YOUR GOAL: Scan the records for the word "JSON". Report each line where it occurs.

SOURCE DATA:
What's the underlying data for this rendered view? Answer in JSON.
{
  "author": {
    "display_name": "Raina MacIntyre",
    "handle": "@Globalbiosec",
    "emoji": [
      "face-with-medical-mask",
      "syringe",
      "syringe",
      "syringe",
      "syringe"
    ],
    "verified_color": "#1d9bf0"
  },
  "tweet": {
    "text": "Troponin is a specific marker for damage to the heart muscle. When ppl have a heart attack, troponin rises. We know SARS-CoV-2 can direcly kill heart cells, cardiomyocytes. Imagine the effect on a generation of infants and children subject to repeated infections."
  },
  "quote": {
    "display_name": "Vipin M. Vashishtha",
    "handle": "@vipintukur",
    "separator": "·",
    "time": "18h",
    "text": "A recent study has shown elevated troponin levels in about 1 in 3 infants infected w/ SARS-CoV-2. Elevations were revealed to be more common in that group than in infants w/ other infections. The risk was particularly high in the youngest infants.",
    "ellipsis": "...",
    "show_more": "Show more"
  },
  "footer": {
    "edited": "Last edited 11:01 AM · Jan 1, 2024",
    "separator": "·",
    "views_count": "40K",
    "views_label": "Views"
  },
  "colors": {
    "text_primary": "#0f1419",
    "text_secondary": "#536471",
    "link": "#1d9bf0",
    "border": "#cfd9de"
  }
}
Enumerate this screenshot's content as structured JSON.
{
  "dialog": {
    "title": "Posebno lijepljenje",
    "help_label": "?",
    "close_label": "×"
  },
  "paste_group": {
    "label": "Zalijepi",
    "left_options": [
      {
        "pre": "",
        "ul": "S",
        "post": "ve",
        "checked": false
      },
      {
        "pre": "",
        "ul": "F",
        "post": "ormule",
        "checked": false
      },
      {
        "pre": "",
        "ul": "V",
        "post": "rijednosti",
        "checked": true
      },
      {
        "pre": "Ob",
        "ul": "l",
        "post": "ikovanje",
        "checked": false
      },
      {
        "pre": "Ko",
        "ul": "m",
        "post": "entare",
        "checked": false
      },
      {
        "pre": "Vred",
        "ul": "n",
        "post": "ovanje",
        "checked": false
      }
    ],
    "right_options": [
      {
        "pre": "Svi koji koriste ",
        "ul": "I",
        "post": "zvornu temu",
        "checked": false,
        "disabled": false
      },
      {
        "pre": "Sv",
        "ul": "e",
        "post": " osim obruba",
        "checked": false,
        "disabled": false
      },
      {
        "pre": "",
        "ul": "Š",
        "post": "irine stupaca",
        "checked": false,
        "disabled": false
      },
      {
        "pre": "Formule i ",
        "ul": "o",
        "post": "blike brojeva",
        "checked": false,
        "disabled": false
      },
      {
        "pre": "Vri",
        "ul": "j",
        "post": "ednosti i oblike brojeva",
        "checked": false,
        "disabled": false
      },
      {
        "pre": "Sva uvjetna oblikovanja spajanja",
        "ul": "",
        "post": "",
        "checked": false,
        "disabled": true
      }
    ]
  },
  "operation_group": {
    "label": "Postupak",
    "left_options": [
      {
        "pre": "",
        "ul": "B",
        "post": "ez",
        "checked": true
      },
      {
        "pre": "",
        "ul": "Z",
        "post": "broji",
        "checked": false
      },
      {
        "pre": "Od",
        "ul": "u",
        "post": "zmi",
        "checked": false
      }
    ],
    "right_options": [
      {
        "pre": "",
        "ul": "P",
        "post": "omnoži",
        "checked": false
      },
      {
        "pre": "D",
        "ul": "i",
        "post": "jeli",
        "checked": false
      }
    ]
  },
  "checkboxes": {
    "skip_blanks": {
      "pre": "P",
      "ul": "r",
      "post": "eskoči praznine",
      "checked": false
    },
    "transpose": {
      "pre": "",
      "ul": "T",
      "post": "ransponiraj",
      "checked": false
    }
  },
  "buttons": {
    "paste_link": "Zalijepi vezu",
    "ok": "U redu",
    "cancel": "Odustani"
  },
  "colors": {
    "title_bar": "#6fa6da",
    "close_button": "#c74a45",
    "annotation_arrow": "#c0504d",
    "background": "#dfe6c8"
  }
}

PROBLEM SOLUTION:
What's the underlying data for this rendered view? Answer in JSON.
Enumerate this screenshot's content as structured JSON.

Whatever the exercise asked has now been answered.